- [TASK STATEMENT] Filter the entries for the word "сообщения". Copy each line that has it.
╭─ GIVEN INFORMATION
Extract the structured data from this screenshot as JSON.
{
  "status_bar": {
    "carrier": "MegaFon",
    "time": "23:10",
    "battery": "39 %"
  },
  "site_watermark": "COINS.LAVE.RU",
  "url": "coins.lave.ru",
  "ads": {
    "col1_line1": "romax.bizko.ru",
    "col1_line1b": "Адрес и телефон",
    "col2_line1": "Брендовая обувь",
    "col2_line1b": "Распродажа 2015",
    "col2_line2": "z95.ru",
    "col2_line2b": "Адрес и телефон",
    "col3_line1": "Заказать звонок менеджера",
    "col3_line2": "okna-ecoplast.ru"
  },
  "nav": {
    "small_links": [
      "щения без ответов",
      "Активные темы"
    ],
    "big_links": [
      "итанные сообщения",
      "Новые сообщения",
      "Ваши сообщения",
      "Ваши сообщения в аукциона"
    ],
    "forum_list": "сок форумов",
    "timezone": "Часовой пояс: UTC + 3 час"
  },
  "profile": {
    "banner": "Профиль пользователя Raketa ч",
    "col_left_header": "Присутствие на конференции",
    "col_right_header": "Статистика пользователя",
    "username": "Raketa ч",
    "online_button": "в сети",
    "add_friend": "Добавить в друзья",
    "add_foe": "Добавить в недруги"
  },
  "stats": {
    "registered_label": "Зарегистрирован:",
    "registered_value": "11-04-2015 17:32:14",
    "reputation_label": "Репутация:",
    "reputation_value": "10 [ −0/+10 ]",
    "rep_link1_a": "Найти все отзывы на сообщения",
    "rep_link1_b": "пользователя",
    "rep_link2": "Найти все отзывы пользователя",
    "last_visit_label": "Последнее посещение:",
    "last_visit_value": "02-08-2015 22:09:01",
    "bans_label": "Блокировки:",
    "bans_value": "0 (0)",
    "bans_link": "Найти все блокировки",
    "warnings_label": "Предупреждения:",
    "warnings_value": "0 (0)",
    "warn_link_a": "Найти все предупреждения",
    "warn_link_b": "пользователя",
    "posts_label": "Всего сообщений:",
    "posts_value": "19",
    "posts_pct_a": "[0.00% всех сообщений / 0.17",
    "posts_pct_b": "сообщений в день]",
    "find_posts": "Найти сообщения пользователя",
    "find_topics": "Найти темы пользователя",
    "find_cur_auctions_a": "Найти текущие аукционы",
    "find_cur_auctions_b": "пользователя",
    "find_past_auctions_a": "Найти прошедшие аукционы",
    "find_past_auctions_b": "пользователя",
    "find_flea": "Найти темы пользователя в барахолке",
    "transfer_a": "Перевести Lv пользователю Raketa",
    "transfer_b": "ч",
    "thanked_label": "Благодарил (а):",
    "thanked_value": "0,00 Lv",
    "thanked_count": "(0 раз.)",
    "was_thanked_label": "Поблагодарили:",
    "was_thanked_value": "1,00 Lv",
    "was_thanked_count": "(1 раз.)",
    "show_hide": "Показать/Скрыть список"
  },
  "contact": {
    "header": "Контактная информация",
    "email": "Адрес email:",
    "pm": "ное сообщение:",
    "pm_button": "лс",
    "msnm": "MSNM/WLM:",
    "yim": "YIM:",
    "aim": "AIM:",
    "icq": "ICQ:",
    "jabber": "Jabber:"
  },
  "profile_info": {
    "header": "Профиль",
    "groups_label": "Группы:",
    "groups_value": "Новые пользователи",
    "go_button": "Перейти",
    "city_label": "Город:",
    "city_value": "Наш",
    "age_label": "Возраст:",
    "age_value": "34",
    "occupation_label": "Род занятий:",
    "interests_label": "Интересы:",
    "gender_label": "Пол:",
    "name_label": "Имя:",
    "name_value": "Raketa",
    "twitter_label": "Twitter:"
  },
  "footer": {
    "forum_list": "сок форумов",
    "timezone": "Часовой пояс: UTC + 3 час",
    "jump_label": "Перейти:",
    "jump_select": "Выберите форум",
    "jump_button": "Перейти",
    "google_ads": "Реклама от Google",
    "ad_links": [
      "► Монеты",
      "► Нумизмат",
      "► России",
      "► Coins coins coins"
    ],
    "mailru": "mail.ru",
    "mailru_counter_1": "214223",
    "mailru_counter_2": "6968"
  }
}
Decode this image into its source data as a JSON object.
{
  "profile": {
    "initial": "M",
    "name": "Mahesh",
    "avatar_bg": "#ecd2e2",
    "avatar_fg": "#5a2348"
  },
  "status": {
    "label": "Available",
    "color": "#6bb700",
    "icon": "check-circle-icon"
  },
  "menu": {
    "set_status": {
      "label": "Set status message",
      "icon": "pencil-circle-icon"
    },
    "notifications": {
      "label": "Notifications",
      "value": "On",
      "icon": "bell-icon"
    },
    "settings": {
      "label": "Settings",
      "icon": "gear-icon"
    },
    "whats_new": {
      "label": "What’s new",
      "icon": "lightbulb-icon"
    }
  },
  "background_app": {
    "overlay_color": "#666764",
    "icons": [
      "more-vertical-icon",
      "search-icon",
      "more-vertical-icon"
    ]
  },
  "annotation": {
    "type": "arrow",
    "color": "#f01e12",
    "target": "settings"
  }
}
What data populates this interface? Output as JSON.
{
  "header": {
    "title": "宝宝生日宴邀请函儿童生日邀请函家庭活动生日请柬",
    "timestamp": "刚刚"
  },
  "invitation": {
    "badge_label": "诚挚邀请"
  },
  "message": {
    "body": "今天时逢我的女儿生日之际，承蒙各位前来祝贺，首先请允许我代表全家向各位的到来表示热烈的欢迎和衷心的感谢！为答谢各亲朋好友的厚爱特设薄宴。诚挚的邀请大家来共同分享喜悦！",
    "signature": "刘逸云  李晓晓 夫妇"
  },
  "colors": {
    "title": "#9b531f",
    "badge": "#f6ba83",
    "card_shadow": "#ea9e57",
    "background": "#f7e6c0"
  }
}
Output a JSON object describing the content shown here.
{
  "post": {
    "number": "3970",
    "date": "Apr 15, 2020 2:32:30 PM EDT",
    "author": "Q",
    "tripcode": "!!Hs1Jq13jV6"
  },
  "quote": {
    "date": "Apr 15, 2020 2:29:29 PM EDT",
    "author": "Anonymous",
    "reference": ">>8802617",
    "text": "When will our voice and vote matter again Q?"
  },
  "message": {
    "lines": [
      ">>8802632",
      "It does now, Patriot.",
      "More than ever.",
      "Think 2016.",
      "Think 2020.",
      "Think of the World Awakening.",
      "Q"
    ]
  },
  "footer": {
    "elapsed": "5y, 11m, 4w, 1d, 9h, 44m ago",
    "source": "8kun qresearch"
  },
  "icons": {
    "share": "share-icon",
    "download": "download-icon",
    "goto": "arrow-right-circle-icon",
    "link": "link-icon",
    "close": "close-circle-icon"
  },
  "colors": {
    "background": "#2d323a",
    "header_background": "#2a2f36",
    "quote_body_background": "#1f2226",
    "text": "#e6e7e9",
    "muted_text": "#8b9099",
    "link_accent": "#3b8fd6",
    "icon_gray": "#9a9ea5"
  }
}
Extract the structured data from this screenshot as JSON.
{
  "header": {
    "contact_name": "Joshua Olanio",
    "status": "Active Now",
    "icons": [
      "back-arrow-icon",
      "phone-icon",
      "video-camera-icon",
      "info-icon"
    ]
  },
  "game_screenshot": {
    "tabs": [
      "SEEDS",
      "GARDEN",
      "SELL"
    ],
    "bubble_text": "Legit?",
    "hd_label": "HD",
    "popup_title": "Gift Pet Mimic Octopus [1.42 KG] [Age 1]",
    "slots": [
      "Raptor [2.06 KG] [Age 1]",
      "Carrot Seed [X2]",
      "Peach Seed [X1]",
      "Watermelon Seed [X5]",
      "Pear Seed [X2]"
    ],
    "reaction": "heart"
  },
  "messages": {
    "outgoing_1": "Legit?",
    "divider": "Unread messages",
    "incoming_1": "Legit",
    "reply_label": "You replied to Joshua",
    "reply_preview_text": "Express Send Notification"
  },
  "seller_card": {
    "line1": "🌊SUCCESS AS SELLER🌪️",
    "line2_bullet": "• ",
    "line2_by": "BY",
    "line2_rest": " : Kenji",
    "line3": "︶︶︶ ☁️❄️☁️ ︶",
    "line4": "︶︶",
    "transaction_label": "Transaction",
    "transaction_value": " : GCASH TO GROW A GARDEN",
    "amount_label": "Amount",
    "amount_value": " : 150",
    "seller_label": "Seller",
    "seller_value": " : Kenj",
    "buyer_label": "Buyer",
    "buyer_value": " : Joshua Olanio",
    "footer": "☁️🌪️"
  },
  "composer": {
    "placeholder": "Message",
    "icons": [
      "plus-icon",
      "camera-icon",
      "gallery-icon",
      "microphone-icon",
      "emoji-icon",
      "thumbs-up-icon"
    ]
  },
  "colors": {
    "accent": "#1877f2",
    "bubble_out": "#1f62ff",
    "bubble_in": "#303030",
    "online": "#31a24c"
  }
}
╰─
- [EXERCISE RESULT]
      "итанные сообщения",
      "Новые сообщения",
      "Ваши сообщения",
      "Ваши сообщения в аукциона"
    "rep_link1_a": "Найти все отзывы на сообщения",
    "find_posts": "Найти сообщения пользователя",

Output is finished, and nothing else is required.